(What you have to do): In the records below, find each line with "title" and copy it.

(Element data from apps and pages):

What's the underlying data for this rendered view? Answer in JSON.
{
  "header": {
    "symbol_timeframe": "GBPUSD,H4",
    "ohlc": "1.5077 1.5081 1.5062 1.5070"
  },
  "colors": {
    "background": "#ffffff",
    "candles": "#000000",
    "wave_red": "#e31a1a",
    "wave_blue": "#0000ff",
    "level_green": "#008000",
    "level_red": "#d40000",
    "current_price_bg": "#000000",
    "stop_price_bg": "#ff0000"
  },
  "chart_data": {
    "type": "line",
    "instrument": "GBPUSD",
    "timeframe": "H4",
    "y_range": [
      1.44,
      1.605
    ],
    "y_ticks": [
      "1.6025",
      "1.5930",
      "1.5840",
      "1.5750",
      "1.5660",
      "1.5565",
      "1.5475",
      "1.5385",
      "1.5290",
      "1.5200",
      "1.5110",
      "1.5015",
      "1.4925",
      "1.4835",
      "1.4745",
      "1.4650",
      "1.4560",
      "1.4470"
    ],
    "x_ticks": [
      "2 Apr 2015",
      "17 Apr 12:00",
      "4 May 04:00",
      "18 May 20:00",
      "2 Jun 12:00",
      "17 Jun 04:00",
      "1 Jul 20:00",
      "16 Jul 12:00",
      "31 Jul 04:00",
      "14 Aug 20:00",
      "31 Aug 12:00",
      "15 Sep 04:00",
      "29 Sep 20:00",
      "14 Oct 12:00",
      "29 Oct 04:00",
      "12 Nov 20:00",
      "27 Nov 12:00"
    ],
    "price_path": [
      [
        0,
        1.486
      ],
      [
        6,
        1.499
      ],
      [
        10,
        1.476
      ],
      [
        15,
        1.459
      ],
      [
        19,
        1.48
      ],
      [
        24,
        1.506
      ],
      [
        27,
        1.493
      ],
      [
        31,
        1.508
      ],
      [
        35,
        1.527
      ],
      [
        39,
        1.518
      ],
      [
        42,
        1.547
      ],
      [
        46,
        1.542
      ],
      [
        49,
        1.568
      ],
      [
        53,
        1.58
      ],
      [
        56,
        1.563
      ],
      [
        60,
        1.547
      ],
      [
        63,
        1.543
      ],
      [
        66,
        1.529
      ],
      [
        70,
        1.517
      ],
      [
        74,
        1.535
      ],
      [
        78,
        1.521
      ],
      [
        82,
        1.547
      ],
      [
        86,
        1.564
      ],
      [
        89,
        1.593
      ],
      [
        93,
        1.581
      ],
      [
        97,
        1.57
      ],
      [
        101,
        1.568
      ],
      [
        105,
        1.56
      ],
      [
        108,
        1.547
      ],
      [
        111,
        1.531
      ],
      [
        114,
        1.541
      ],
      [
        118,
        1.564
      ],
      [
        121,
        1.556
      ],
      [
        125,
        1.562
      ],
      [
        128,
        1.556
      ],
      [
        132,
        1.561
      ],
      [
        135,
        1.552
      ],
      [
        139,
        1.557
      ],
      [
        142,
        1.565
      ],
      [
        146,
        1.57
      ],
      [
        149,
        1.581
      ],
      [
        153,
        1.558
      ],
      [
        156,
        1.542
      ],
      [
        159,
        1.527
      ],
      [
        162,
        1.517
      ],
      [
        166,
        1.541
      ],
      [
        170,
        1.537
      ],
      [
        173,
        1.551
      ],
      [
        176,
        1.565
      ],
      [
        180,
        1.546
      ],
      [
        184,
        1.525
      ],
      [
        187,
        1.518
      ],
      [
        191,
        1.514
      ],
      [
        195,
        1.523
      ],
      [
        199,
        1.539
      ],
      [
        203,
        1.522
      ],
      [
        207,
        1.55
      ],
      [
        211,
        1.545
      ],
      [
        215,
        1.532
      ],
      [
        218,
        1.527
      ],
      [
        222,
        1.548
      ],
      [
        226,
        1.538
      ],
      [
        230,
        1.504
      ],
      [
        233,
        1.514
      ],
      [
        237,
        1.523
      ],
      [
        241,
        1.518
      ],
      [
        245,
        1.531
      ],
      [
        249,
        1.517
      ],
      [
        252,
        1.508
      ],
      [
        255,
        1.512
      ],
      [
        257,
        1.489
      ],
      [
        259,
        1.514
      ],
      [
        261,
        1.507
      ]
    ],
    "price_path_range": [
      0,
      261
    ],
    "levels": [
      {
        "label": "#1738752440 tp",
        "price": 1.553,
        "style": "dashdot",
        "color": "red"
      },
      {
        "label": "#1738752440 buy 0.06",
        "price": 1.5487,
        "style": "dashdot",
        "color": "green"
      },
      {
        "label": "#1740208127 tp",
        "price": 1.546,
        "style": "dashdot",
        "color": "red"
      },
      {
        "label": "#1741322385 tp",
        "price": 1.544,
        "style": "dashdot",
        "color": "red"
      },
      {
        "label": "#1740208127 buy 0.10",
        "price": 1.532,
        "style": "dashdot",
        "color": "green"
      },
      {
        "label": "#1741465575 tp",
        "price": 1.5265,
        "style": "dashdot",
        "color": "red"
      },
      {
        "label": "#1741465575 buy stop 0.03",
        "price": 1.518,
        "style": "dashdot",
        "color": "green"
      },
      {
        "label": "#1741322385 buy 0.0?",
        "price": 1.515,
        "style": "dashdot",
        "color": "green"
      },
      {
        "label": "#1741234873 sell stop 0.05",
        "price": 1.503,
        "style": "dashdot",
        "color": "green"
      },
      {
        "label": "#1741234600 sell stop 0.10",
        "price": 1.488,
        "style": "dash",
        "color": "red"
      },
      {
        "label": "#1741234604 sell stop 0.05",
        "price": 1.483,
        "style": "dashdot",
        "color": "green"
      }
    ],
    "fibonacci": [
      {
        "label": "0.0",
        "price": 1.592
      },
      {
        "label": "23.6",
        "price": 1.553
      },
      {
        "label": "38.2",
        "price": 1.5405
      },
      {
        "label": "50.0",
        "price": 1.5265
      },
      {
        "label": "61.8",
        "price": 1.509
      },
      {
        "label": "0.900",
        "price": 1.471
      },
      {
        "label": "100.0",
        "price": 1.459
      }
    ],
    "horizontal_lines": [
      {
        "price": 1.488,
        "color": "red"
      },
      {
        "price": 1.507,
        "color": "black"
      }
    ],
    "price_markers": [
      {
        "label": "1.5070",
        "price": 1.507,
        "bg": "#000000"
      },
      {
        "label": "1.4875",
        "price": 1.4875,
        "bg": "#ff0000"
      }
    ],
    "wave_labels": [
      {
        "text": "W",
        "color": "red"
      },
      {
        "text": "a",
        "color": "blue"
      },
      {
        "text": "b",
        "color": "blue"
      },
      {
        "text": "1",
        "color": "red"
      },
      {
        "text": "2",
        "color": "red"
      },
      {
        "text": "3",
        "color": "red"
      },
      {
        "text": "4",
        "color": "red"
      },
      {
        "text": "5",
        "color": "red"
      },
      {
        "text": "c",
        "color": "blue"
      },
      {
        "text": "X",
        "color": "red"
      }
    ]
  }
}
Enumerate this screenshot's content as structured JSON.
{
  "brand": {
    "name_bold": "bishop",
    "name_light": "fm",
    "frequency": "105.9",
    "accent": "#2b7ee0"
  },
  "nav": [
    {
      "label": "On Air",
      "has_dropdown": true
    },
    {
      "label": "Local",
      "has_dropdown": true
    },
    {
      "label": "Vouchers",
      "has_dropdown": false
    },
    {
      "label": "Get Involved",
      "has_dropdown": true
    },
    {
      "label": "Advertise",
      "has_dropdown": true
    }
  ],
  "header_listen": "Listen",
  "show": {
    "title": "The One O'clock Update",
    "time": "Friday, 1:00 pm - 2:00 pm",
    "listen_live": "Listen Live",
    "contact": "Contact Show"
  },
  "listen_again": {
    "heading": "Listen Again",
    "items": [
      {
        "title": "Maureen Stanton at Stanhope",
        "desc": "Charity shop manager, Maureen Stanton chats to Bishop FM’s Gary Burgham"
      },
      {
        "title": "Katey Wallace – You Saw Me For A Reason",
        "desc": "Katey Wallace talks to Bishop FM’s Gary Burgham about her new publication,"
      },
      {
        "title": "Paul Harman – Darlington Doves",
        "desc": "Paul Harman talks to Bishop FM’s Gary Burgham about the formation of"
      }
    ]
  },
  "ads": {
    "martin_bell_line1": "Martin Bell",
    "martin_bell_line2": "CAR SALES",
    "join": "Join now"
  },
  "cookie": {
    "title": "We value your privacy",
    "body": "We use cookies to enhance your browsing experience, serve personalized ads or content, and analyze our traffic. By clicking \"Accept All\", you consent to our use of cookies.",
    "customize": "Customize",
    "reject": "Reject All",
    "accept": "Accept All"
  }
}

(Response for this exercise):
    "title": "The One O'clock Update",
        "title": "Maureen Stanton at Stanhope",
        "title": "Katey Wallace – You Saw Me For A Reason",
        "title": "Paul Harman – Darlington Doves",
    "title": "We value your privacy",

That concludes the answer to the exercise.